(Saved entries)

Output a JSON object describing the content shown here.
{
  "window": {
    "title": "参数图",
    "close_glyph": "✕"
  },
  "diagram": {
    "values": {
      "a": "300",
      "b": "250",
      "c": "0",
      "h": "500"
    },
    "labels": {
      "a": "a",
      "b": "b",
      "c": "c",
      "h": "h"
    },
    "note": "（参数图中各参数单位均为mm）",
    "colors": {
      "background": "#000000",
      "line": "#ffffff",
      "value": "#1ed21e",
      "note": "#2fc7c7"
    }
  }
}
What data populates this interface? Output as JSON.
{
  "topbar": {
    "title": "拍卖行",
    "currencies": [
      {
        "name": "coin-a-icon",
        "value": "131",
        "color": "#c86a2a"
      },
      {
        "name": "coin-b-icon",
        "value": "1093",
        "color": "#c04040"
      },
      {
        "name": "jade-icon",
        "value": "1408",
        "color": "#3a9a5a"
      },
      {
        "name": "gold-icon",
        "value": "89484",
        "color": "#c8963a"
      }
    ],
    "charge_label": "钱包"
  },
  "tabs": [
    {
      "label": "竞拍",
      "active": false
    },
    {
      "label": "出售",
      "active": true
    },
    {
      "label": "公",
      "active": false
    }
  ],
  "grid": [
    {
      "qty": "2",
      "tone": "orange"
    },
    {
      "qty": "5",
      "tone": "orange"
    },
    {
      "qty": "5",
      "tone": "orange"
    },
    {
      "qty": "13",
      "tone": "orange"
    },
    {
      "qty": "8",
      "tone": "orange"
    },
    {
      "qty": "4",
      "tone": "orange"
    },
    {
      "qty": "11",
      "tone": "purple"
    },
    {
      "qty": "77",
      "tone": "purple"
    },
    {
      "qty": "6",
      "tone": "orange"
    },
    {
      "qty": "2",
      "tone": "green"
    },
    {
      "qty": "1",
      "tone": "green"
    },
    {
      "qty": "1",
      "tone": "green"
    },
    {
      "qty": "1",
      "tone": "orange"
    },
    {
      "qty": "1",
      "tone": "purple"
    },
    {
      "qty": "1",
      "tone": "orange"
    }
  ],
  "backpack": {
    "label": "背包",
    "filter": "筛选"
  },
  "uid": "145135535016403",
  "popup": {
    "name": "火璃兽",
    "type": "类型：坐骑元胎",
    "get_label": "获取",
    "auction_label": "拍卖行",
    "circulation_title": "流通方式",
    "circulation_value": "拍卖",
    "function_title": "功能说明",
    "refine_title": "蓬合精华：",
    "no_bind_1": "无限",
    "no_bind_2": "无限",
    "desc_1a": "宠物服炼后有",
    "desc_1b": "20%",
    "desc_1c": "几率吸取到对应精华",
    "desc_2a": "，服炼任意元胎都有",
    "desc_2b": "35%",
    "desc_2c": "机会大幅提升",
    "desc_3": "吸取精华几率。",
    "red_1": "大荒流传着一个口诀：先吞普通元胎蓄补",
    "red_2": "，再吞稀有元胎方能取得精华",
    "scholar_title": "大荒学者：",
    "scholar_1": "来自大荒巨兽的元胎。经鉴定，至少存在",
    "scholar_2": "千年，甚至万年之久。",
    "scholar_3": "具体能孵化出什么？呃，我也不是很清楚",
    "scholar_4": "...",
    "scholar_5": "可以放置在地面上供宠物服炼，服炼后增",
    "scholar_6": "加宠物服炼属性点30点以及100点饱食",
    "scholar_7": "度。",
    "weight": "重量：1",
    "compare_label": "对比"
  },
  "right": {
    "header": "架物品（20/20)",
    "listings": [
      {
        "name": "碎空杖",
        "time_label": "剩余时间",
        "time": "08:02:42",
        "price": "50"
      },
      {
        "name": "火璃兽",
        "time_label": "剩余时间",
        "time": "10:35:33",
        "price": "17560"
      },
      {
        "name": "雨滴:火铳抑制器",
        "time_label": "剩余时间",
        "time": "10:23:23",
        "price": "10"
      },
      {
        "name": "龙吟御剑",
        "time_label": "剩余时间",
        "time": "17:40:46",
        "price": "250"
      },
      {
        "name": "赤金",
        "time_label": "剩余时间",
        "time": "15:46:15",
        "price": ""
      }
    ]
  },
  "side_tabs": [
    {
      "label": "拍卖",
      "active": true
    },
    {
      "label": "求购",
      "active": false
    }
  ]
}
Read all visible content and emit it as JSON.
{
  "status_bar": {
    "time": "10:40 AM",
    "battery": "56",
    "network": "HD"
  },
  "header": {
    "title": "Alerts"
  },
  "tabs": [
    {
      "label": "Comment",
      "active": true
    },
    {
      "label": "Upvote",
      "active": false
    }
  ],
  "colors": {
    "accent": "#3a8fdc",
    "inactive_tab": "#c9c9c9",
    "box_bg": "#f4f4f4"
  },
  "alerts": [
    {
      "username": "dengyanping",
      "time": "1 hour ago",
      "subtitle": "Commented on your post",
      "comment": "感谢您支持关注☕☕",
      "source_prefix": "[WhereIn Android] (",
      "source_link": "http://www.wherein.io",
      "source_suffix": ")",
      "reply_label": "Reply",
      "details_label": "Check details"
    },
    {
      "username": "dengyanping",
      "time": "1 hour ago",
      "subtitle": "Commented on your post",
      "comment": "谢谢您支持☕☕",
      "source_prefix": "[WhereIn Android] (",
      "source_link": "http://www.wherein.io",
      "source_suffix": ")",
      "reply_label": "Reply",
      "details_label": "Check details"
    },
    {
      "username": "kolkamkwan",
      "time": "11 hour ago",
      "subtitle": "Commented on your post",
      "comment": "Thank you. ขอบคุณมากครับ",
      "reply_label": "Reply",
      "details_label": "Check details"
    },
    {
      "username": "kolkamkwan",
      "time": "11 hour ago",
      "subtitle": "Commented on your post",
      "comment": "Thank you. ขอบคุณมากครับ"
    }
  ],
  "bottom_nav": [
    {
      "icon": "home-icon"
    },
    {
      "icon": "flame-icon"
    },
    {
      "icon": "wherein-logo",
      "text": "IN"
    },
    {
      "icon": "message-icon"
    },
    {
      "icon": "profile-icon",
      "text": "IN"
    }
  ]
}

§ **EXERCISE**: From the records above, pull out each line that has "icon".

§ **YOUR RESPONSE**:
        "name": "coin-a-icon",
        "name": "coin-b-icon",
        "name": "jade-icon",
        "name": "gold-icon",
      "icon": "home-icon"
      "icon": "flame-icon"
      "icon": "wherein-logo",
      "icon": "message-icon"
      "icon": "profile-icon",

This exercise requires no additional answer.